• Task brief
What lines in the data below mention the string "Party"? Copy them out.

--- Exercise data Enclosed Below ---

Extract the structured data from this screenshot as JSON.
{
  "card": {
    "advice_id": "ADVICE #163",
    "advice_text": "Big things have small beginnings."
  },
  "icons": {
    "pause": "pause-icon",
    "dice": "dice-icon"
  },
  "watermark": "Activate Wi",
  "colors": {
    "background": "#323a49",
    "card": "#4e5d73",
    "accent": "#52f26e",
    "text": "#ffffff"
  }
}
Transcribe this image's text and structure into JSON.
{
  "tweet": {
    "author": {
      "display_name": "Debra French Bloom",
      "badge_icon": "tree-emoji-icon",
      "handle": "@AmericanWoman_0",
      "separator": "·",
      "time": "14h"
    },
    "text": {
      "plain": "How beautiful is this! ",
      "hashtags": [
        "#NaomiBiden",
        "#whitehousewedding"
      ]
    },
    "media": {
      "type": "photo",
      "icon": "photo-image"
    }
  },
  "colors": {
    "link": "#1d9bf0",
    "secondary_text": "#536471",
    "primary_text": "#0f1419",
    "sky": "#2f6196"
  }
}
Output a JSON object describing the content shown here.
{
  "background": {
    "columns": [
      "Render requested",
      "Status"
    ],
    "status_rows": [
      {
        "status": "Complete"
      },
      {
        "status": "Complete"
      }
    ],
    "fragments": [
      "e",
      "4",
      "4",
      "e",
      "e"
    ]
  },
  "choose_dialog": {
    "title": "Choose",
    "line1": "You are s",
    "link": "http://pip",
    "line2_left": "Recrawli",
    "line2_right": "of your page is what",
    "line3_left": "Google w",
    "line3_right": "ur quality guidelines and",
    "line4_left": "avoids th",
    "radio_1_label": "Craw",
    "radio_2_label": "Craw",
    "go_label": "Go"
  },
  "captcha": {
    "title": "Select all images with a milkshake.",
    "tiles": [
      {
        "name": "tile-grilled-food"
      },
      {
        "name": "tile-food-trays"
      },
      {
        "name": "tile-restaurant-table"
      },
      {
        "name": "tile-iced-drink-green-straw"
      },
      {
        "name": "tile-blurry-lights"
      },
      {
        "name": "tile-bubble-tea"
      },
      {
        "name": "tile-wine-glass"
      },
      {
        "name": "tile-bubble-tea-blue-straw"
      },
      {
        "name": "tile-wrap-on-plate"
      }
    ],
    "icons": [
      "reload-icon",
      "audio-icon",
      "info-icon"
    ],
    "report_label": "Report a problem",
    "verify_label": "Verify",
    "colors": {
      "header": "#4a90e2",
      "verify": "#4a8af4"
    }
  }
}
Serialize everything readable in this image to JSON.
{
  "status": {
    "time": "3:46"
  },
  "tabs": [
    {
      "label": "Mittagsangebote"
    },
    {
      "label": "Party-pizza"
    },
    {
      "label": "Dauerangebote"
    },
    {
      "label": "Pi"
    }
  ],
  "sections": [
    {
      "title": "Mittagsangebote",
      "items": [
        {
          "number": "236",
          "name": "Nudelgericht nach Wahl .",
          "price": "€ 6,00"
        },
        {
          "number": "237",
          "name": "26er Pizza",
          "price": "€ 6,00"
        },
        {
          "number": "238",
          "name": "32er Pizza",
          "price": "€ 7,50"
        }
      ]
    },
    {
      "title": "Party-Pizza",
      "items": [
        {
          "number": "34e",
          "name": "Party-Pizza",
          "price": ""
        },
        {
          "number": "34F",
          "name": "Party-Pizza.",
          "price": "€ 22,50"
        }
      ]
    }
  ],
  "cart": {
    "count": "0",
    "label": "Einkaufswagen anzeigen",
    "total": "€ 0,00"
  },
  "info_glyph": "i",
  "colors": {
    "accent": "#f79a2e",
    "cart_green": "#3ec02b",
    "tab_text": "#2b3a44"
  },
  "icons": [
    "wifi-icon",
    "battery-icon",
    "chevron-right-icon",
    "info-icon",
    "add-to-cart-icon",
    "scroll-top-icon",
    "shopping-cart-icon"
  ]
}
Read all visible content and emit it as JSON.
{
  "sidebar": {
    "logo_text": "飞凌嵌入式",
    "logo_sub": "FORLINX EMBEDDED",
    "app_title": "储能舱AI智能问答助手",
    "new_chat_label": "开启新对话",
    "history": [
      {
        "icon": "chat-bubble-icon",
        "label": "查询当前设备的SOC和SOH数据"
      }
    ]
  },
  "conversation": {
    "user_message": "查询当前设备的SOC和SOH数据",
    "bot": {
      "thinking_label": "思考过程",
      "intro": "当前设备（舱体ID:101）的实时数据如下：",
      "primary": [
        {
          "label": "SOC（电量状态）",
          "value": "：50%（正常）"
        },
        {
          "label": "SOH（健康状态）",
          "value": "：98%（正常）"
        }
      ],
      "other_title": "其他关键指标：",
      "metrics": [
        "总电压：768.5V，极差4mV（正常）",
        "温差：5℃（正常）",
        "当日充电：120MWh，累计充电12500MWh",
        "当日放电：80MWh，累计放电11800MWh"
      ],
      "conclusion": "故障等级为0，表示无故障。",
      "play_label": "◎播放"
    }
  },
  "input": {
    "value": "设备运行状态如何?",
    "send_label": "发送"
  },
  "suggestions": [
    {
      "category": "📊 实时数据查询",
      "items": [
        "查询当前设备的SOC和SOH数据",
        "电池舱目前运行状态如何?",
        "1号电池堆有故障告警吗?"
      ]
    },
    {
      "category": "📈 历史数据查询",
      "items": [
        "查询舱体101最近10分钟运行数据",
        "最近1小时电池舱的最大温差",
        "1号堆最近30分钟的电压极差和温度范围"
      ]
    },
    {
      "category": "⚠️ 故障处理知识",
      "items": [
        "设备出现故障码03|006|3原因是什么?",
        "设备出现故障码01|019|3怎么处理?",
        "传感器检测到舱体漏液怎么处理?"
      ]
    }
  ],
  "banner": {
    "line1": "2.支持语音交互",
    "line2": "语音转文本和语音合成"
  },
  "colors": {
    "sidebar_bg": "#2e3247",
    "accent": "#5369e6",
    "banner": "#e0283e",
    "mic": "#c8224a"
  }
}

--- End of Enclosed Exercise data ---

• Answer to the exercise
      "label": "Party-pizza"
      "title": "Party-Pizza",
          "name": "Party-Pizza",
          "name": "Party-Pizza.",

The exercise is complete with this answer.